BEGIN MATERIAL FOR THE TASK

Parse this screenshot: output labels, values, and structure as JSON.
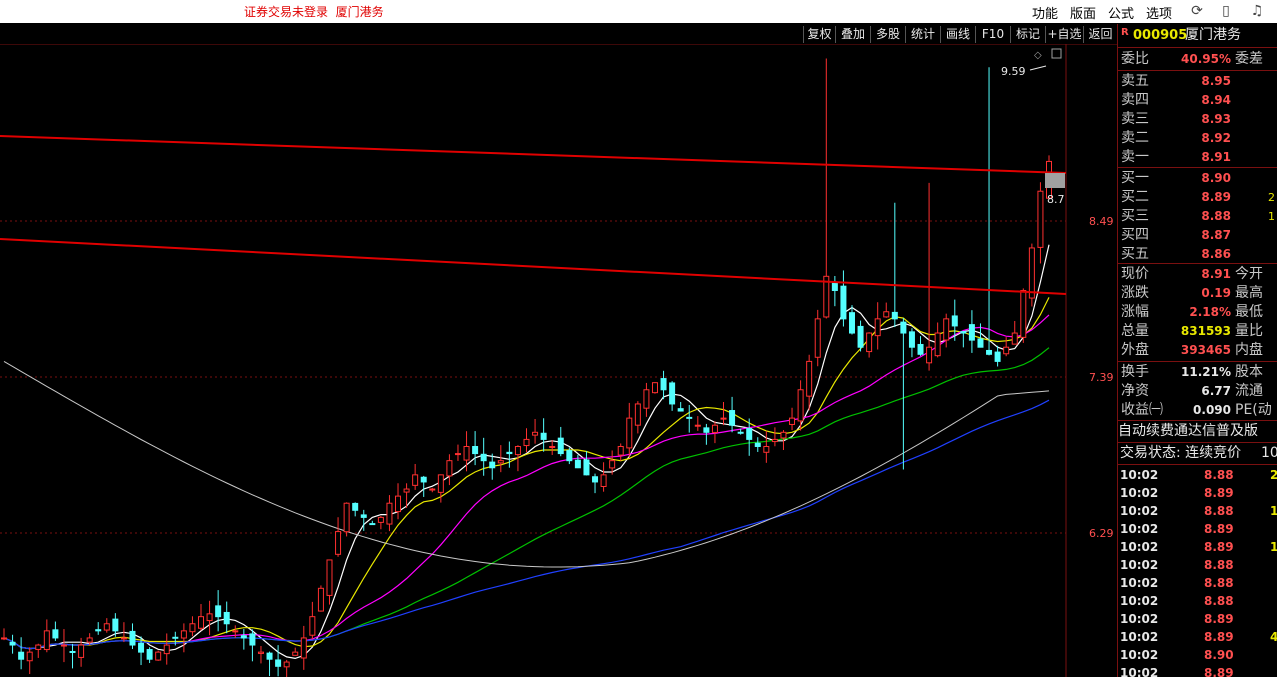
{
  "topbar": {
    "status_text": "证券交易未登录",
    "stock_name": "厦门港务",
    "menu": [
      "功能",
      "版面",
      "公式",
      "选项"
    ],
    "icons": [
      "refresh-icon",
      "clipboard-icon",
      "bell-icon"
    ]
  },
  "toolbar": {
    "buttons": [
      "复权",
      "叠加",
      "多股",
      "统计",
      "画线",
      "F10",
      "标记",
      "+自选",
      "返回"
    ]
  },
  "chart": {
    "price_labels": [
      "8.49",
      "7.39",
      "6.29"
    ],
    "high_marker": "9.59",
    "current_marker": "8.7"
  },
  "panel": {
    "flag": "R",
    "code": "000905",
    "name": "厦门港务",
    "weibi_label": "委比",
    "weibi_value": "40.95%",
    "weicha_label": "委差",
    "asks": [
      {
        "label": "卖五",
        "price": "8.95"
      },
      {
        "label": "卖四",
        "price": "8.94"
      },
      {
        "label": "卖三",
        "price": "8.93"
      },
      {
        "label": "卖二",
        "price": "8.92"
      },
      {
        "label": "卖一",
        "price": "8.91"
      }
    ],
    "bids": [
      {
        "label": "买一",
        "price": "8.90",
        "extra": ""
      },
      {
        "label": "买二",
        "price": "8.89",
        "extra": "2"
      },
      {
        "label": "买三",
        "price": "8.88",
        "extra": "1"
      },
      {
        "label": "买四",
        "price": "8.87",
        "extra": ""
      },
      {
        "label": "买五",
        "price": "8.86",
        "extra": ""
      }
    ],
    "stats": [
      {
        "label": "现价",
        "value": "8.91",
        "label2": "今开",
        "color": "red"
      },
      {
        "label": "涨跌",
        "value": "0.19",
        "label2": "最高",
        "color": "red"
      },
      {
        "label": "涨幅",
        "value": "2.18%",
        "label2": "最低",
        "color": "red"
      },
      {
        "label": "总量",
        "value": "831593",
        "label2": "量比",
        "color": "yel"
      },
      {
        "label": "外盘",
        "value": "393465",
        "label2": "内盘",
        "color": "red"
      }
    ],
    "stats2": [
      {
        "label": "换手",
        "value": "11.21%",
        "label2": "股本",
        "color": "wht"
      },
      {
        "label": "净资",
        "value": "6.77",
        "label2": "流通",
        "color": "wht"
      },
      {
        "label": "收益㈠",
        "value": "0.090",
        "label2": "PE(动",
        "color": "wht"
      }
    ],
    "ad_text": "自动续费通达信普及版",
    "trade_status": "交易状态: 连续竞价",
    "trade_status_time": "10:",
    "ticks": [
      {
        "time": "10:02",
        "price": "8.88",
        "vol": "2",
        "color": "red"
      },
      {
        "time": "10:02",
        "price": "8.89",
        "vol": "",
        "color": "red"
      },
      {
        "time": "10:02",
        "price": "8.88",
        "vol": "1",
        "color": "red"
      },
      {
        "time": "10:02",
        "price": "8.89",
        "vol": "",
        "color": "red"
      },
      {
        "time": "10:02",
        "price": "8.89",
        "vol": "1",
        "color": "red"
      },
      {
        "time": "10:02",
        "price": "8.88",
        "vol": "",
        "color": "red"
      },
      {
        "time": "10:02",
        "price": "8.88",
        "vol": "",
        "color": "red"
      },
      {
        "time": "10:02",
        "price": "8.88",
        "vol": "",
        "color": "red"
      },
      {
        "time": "10:02",
        "price": "8.89",
        "vol": "",
        "color": "red"
      },
      {
        "time": "10:02",
        "price": "8.89",
        "vol": "4",
        "color": "red"
      },
      {
        "time": "10:02",
        "price": "8.90",
        "vol": "",
        "color": "red"
      },
      {
        "time": "10:02",
        "price": "8.89",
        "vol": "",
        "color": "red"
      }
    ]
  },
  "colors": {
    "up": "#ff3030",
    "down": "#54ffff",
    "trendline": "#e00000",
    "ma5": "#ffffff",
    "ma10": "#e8e800",
    "ma20": "#ff00ff",
    "ma60": "#00c000",
    "ma120": "#2040ff",
    "ma250": "#c8c8c8"
  },
  "chart_data": {
    "type": "candlestick",
    "title": "",
    "y_ticks": [
      8.49,
      7.39,
      6.29
    ],
    "high": 9.59,
    "last": 8.91,
    "series": [
      {
        "name": "",
        "values": [
          5.55,
          5.5,
          5.4,
          5.45,
          5.5,
          5.6,
          5.55,
          5.5,
          5.45,
          5.5,
          5.55,
          5.6,
          5.65,
          5.6,
          5.55,
          5.5,
          5.45,
          5.4,
          5.45,
          5.5,
          5.55,
          5.6,
          5.65,
          5.7,
          5.72,
          5.7,
          5.65,
          5.6,
          5.55,
          5.5,
          5.45,
          5.4,
          5.35,
          5.38,
          5.45,
          5.55,
          5.7,
          5.9,
          6.1,
          6.3,
          6.5,
          6.45,
          6.4,
          6.35,
          6.4,
          6.5,
          6.55,
          6.6,
          6.7,
          6.65,
          6.6,
          6.7,
          6.8,
          6.85,
          6.9,
          6.85,
          6.8,
          6.75,
          6.8,
          6.85,
          6.9,
          6.95,
          7.0,
          6.95,
          6.9,
          6.85,
          6.8,
          6.75,
          6.7,
          6.65,
          6.7,
          6.8,
          6.9,
          7.1,
          7.2,
          7.3,
          7.35,
          7.3,
          7.2,
          7.15,
          7.1,
          7.05,
          7.0,
          7.05,
          7.1,
          7.05,
          7.0,
          6.95,
          6.9,
          6.9,
          6.95,
          7.0,
          7.1,
          7.3,
          7.5,
          7.8,
          8.1,
          8.0,
          7.8,
          7.7,
          7.6,
          7.7,
          7.8,
          7.85,
          7.8,
          7.7,
          7.6,
          7.55,
          7.6,
          7.7,
          7.8,
          7.75,
          7.7,
          7.65,
          7.6,
          7.55,
          7.5,
          7.6,
          7.7,
          8.0,
          8.3,
          8.7,
          8.91
        ]
      }
    ]
  }
}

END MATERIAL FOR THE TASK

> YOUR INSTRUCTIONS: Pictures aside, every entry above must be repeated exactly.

> RESPONSE:
Parse this screenshot: output labels, values, and structure as JSON.
{
  "topbar": {
    "status_text": "证券交易未登录",
    "stock_name": "厦门港务",
    "menu": [
      "功能",
      "版面",
      "公式",
      "选项"
    ],
    "icons": [
      "refresh-icon",
      "clipboard-icon",
      "bell-icon"
    ]
  },
  "toolbar": {
    "buttons": [
      "复权",
      "叠加",
      "多股",
      "统计",
      "画线",
      "F10",
      "标记",
      "+自选",
      "返回"
    ]
  },
  "chart": {
    "price_labels": [
      "8.49",
      "7.39",
      "6.29"
    ],
    "high_marker": "9.59",
    "current_marker": "8.7"
  },
  "panel": {
    "flag": "R",
    "code": "000905",
    "name": "厦门港务",
    "weibi_label": "委比",
    "weibi_value": "40.95%",
    "weicha_label": "委差",
    "asks": [
      {
        "label": "卖五",
        "price": "8.95"
      },
      {
        "label": "卖四",
        "price": "8.94"
      },
      {
        "label": "卖三",
        "price": "8.93"
      },
      {
        "label": "卖二",
        "price": "8.92"
      },
      {
        "label": "卖一",
        "price": "8.91"
      }
    ],
    "bids": [
      {
        "label": "买一",
        "price": "8.90",
        "extra": ""
      },
      {
        "label": "买二",
        "price": "8.89",
        "extra": "2"
      },
      {
        "label": "买三",
        "price": "8.88",
        "extra": "1"
      },
      {
        "label": "买四",
        "price": "8.87",
        "extra": ""
      },
      {
        "label": "买五",
        "price": "8.86",
        "extra": ""
      }
    ],
    "stats": [
      {
        "label": "现价",
        "value": "8.91",
        "label2": "今开",
        "color": "red"
      },
      {
        "label": "涨跌",
        "value": "0.19",
        "label2": "最高",
        "color": "red"
      },
      {
        "label": "涨幅",
        "value": "2.18%",
        "label2": "最低",
        "color": "red"
      },
      {
        "label": "总量",
        "value": "831593",
        "label2": "量比",
        "color": "yel"
      },
      {
        "label": "外盘",
        "value": "393465",
        "label2": "内盘",
        "color": "red"
      }
    ],
    "stats2": [
      {
        "label": "换手",
        "value": "11.21%",
        "label2": "股本",
        "color": "wht"
      },
      {
        "label": "净资",
        "value": "6.77",
        "label2": "流通",
        "color": "wht"
      },
      {
        "label": "收益㈠",
        "value": "0.090",
        "label2": "PE(动",
        "color": "wht"
      }
    ],
    "ad_text": "自动续费通达信普及版",
    "trade_status": "交易状态: 连续竞价",
    "trade_status_time": "10:",
    "ticks": [
      {
        "time": "10:02",
        "price": "8.88",
        "vol": "2",
        "color": "red"
      },
      {
        "time": "10:02",
        "price": "8.89",
        "vol": "",
        "color": "red"
      },
      {
        "time": "10:02",
        "price": "8.88",
        "vol": "1",
        "color": "red"
      },
      {
        "time": "10:02",
        "price": "8.89",
        "vol": "",
        "color": "red"
      },
      {
        "time": "10:02",
        "price": "8.89",
        "vol": "1",
        "color": "red"
      },
      {
        "time": "10:02",
        "price": "8.88",
        "vol": "",
        "color": "red"
      },
      {
        "time": "10:02",
        "price": "8.88",
        "vol": "",
        "color": "red"
      },
      {
        "time": "10:02",
        "price": "8.88",
        "vol": "",
        "color": "red"
      },
      {
        "time": "10:02",
        "price": "8.89",
        "vol": "",
        "color": "red"
      },
      {
        "time": "10:02",
        "price": "8.89",
        "vol": "4",
        "color": "red"
      },
      {
        "time": "10:02",
        "price": "8.90",
        "vol": "",
        "color": "red"
      },
      {
        "time": "10:02",
        "price": "8.89",
        "vol": "",
        "color": "red"
      }
    ]
  },
  "colors": {
    "up": "#ff3030",
    "down": "#54ffff",
    "trendline": "#e00000",
    "ma5": "#ffffff",
    "ma10": "#e8e800",
    "ma20": "#ff00ff",
    "ma60": "#00c000",
    "ma120": "#2040ff",
    "ma250": "#c8c8c8"
  },
  "chart_data": {
    "type": "candlestick",
    "title": "",
    "y_ticks": [
      8.49,
      7.39,
      6.29
    ],
    "high": 9.59,
    "last": 8.91,
    "series": [
      {
        "name": "",
        "values": [
          5.55,
          5.5,
          5.4,
          5.45,
          5.5,
          5.6,
          5.55,
          5.5,
          5.45,
          5.5,
          5.55,
          5.6,
          5.65,
          5.6,
          5.55,
          5.5,
          5.45,
          5.4,
          5.45,
          5.5,
          5.55,
          5.6,
          5.65,
          5.7,
          5.72,
          5.7,
          5.65,
          5.6,
          5.55,
          5.5,
          5.45,
          5.4,
          5.35,
          5.38,
          5.45,
          5.55,
          5.7,
          5.9,
          6.1,
          6.3,
          6.5,
          6.45,
          6.4,
          6.35,
          6.4,
          6.5,
          6.55,
          6.6,
          6.7,
          6.65,
          6.6,
          6.7,
          6.8,
          6.85,
          6.9,
          6.85,
          6.8,
          6.75,
          6.8,
          6.85,
          6.9,
          6.95,
          7.0,
          6.95,
          6.9,
          6.85,
          6.8,
          6.75,
          6.7,
          6.65,
          6.7,
          6.8,
          6.9,
          7.1,
          7.2,
          7.3,
          7.35,
          7.3,
          7.2,
          7.15,
          7.1,
          7.05,
          7.0,
          7.05,
          7.1,
          7.05,
          7.0,
          6.95,
          6.9,
          6.9,
          6.95,
          7.0,
          7.1,
          7.3,
          7.5,
          7.8,
          8.1,
          8.0,
          7.8,
          7.7,
          7.6,
          7.7,
          7.8,
          7.85,
          7.8,
          7.7,
          7.6,
          7.55,
          7.6,
          7.7,
          7.8,
          7.75,
          7.7,
          7.65,
          7.6,
          7.55,
          7.5,
          7.6,
          7.7,
          8.0,
          8.3,
          8.7,
          8.91
        ]
      }
    ]
  }
}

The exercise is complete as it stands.